Following a trip to France in 1937, Hightower became a member of the Ballet Russe de Monte Carlo, where Maria Tallchief and Chouteau also danced. Chouteau recalled the support she received from Hightower when she became the youngest member of the prestigious ballet company.
"She would cry with me because I was so homesick. I was only 14 when I joined,'' Chouteau said.
Years later, after Hightower had become the principal dancer for the Marquis George de Cuevas Ballet, Chouteau caught up with her while on vacation in South America, where Chouteau's husband, Miguel Terekhov, a fellow Ballet Russe de Monte Carlo dancer, grew up.
"... she would say, 'Oh, Yvonne, Miguel. How happy I am to see you.' Nothing, you know, hoity-toity about her, no. She was down to earth, a real person.
"It's hard when you're famous because sometimes you sort of isolate yourself, a lot of the stars I knew did. Not Rosella ... It just brings the tears to your eyes. She was really lovely.''
Chouteau said she is most-often asked why Oklahoma was able to produce five women who went on to become great ballerinas.
"I don't know. I think it might have been ... because of the Indian blood ...,'' she said.
Bob Blackburn, executive director of the Oklahoma Historical Society, agreed. He theorized that Native Americans who were born in the first half of the 20th century or became famous during that period – entertainer Will Rogers, athlete Jim Thorpe, artist Allan Houser and writer N. Scott Momaday – were far enough removed from the hardships faced by many tribes in the 19th century but still firmly rooted in their traditional culture.

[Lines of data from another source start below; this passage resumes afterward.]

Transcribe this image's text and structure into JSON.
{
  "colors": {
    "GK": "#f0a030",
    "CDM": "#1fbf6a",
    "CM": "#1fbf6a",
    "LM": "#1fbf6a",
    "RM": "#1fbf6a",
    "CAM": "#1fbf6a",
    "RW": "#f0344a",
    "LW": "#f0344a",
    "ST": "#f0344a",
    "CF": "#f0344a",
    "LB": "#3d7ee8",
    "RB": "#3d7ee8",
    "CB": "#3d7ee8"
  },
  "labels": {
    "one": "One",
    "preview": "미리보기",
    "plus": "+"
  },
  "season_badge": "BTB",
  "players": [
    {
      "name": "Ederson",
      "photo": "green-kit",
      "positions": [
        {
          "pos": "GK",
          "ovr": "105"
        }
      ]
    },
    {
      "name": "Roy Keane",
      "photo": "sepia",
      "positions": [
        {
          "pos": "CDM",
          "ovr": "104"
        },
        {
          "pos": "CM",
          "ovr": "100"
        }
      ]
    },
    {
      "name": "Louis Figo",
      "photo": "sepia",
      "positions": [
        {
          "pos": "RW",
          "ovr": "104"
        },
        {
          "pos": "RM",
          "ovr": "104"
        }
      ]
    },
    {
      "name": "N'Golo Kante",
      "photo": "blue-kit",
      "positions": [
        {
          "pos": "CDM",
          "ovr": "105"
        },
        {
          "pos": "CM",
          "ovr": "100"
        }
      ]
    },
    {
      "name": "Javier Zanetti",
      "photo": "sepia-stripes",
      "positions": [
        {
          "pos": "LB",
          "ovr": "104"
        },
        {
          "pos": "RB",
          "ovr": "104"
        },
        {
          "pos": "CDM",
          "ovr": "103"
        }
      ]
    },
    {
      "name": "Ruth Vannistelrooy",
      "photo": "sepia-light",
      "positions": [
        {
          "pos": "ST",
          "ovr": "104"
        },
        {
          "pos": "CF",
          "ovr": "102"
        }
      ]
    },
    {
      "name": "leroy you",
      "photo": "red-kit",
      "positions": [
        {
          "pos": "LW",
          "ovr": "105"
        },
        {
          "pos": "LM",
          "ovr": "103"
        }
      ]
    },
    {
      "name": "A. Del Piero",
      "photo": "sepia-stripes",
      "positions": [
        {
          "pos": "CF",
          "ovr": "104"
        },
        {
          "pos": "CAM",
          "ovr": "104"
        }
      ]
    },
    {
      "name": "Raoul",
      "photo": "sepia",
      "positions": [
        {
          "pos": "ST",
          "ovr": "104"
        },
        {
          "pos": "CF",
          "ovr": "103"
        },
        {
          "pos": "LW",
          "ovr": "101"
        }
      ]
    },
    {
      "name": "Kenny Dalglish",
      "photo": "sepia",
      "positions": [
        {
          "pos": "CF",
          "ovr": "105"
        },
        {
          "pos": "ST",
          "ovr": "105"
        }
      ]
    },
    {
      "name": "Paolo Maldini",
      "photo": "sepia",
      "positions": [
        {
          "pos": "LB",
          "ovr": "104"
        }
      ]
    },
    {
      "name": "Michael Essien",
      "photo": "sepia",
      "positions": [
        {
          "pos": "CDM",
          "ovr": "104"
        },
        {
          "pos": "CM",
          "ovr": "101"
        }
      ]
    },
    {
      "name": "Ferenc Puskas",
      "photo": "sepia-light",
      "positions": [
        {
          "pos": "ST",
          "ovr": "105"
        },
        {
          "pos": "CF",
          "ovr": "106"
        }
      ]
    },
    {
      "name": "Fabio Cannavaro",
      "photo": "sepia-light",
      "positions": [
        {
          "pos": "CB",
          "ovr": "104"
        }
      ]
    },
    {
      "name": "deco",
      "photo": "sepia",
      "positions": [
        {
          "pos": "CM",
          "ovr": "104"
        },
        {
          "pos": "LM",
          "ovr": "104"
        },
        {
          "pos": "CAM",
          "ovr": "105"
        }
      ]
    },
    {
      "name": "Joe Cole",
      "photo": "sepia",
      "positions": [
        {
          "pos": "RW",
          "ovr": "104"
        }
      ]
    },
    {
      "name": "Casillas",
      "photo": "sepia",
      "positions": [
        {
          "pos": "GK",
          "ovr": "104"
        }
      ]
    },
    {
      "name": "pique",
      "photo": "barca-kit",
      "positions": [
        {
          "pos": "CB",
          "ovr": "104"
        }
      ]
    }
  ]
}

"Out of that trauma, out of that assault, traditional culture survived and it can be seen in their expressions of art, business, politics,'' Blackburn said. ``These five Indian ballerinas were taking their Indian culture that was so strong and so new and blending it with other cultures _ Russian ballet and modern dance in New York City. I can say this probably will never happen again.''
Lili Cockerille Livingston, whose "American Indian Ballerinas'' chronicled the lives of the Native American ballerinas, said the women probably would've been famous no matter where they were born.
"I don't mean Oklahoma didn't have a part in it,'' Livingston said from her home in the Tulsa area. "It shaped them, helped to teach them 'you work hard and do what you could with what you had. They also had a certain connection with the earth itself.''
Chouteau said although both danced with the famed Ballet Russe de Monte Carlo, she only recalled them performing together in 1967, when Tulsa Ballet Theatre hosted the second Oklahoma Ballerina Festival in honor of the 60th anniversary of statehood.
The event's centerpiece was a performance of ``The Four Moons," a work emphasizing the women's Native American heritage but not all of the women attended.
Hightower represented the Choctaws, Chouteau represented the Cherokee, Marjorie Tallchief represented the Osage and the Shawnee was represented by for Larkin, who along with her husband, Roman Jasinski, founded the Tulsa Ballet.
Maria Tallchief, considered America's greatest prima ballerina, was not there.
Efforts to reach Maria Tallchief, Marjorie Tallchief and Larkin for comment about Hightower were unsuccessful.
In 1991, the mural, "Flight of Spirit,'' by Mike Larsen was dedicated to the women's contributions. The work, which hangs in the state Capitol rotunda, shows five adult ballerinas dancing in front of and two smaller ballerinas flanking a group of Native Americans as a flock of geese fly overhead.
Six years later, Chouteau saw Hightower for the last time, when all five ballerinas gathered at the state Capitol to be honored as official Oklahoma Treasures.
"Can you tell which one is her?'' Chouteau asked as she held a framed photograph of the women at the 1997 event, pointing to Hightower, Larkin and the Tallchief sisters.
"I treasure that picture. I guess that belongs in a gallery somewhere,'' she said. "It won't be too much longer that the five of us will have gone, dancing up in the clouds.
"... Rosie was a decade ahead of us. As you know, she has left us already. ... I know she's dancing. She'll probably welcome us there as we come pas de bourre-ing in.''
Source URL: http://nativetimes.com/index.php?option=com_content&task=view&id=764&Itemid=&Itemid=34